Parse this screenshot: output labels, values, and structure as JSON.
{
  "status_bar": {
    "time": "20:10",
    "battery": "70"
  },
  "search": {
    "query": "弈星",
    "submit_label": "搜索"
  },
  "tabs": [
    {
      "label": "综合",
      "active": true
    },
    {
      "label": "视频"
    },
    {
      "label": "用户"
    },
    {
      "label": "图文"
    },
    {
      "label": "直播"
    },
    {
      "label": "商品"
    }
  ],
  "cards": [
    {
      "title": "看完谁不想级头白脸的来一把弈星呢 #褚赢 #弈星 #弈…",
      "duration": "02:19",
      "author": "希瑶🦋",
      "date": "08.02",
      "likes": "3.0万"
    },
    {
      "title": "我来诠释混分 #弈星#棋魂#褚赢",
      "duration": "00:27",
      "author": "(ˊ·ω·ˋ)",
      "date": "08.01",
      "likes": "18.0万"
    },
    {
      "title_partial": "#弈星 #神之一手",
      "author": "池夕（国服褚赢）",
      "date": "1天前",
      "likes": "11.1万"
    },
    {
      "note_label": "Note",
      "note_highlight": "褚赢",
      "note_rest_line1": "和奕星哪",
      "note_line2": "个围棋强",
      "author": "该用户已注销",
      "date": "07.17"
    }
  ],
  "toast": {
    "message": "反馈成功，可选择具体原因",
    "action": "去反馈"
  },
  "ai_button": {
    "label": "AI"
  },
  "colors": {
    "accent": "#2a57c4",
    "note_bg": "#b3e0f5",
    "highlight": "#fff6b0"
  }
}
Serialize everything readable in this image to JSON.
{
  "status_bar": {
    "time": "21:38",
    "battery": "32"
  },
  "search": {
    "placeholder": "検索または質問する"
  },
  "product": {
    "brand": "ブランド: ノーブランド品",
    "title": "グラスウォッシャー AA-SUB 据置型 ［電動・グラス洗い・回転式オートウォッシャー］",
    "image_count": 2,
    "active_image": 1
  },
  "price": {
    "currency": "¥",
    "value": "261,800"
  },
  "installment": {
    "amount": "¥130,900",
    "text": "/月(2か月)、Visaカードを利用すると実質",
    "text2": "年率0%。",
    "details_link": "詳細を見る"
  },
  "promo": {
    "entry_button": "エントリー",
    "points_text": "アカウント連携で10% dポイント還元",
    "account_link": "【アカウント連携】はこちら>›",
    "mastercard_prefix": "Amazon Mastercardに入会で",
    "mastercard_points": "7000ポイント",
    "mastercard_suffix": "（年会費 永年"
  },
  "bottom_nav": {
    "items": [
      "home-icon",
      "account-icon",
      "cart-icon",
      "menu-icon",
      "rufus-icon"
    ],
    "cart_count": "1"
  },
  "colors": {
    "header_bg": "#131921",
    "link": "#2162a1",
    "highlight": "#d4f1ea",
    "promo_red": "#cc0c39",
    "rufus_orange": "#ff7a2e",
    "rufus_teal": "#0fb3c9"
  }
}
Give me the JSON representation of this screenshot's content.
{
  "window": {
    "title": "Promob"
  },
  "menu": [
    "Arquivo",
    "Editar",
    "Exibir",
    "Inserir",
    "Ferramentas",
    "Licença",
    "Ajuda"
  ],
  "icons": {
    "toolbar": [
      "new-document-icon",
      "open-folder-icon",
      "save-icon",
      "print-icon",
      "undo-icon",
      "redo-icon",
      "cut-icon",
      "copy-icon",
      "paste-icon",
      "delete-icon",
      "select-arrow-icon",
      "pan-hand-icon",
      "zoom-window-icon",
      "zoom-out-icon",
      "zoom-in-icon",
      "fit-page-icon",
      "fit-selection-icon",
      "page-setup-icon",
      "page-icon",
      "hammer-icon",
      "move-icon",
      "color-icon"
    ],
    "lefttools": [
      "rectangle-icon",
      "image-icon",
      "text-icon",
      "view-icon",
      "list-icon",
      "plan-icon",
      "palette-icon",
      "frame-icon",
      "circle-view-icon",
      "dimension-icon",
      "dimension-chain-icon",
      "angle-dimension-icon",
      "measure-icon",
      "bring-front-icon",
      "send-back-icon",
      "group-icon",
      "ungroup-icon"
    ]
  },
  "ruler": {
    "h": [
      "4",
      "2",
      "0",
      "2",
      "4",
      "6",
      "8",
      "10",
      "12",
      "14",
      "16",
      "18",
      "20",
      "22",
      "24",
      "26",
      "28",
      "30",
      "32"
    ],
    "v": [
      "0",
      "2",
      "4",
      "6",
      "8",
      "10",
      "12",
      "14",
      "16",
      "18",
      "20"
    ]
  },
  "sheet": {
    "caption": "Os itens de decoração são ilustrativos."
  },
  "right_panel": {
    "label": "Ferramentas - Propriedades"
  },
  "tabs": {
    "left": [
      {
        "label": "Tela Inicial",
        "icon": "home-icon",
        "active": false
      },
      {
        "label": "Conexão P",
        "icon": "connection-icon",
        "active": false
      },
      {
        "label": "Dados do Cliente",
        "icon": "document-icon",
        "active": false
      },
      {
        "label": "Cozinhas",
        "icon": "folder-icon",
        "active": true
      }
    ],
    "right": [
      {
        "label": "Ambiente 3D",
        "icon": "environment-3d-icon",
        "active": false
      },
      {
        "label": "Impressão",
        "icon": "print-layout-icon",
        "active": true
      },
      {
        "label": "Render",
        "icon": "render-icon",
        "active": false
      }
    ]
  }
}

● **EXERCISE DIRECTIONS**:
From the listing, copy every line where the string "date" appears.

● **ANSWER BOX**:
      "date": "08.02",
      "date": "08.01",
      "date": "1天前",
      "date": "07.17"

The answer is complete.